▼

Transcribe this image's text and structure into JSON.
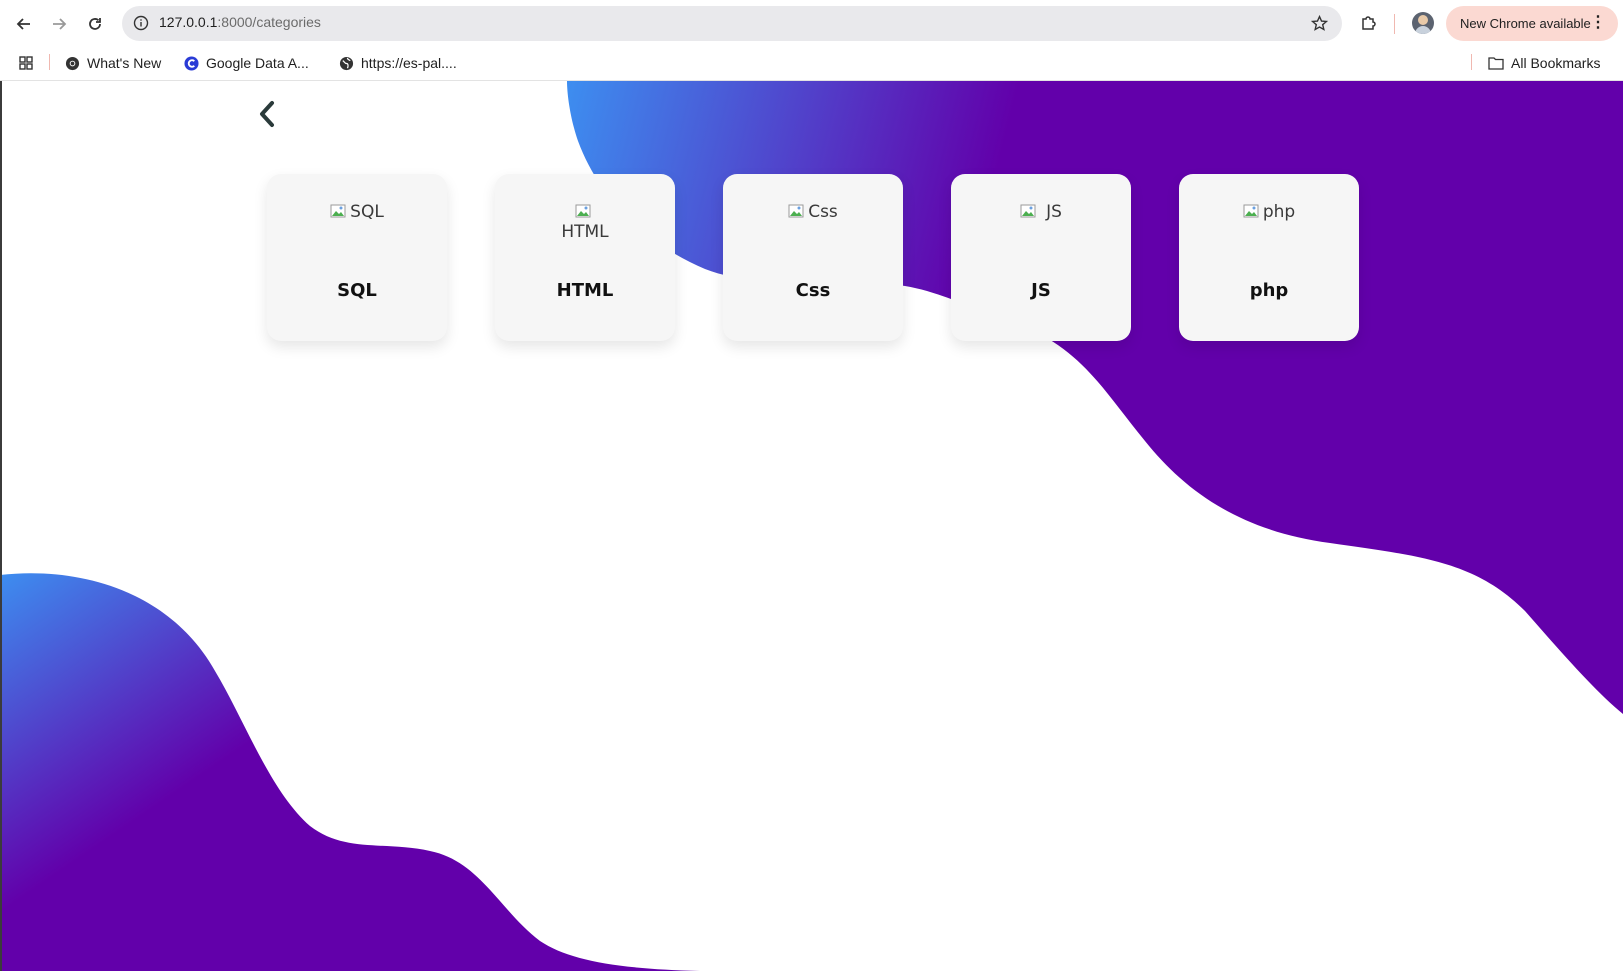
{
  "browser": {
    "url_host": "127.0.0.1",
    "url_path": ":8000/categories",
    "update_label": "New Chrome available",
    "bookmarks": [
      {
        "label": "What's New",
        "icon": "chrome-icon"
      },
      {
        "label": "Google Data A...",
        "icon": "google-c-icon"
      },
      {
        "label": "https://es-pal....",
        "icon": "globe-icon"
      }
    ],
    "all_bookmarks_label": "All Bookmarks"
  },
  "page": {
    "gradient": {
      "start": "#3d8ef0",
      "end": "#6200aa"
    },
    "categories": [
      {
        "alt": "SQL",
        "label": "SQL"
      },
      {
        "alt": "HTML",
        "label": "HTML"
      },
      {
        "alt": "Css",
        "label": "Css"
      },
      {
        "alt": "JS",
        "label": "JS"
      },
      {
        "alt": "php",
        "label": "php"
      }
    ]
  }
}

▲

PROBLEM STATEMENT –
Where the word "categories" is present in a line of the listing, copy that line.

ANSWER TO THIS TASK –
    "url_path": ":8000/categories",
    "categories": [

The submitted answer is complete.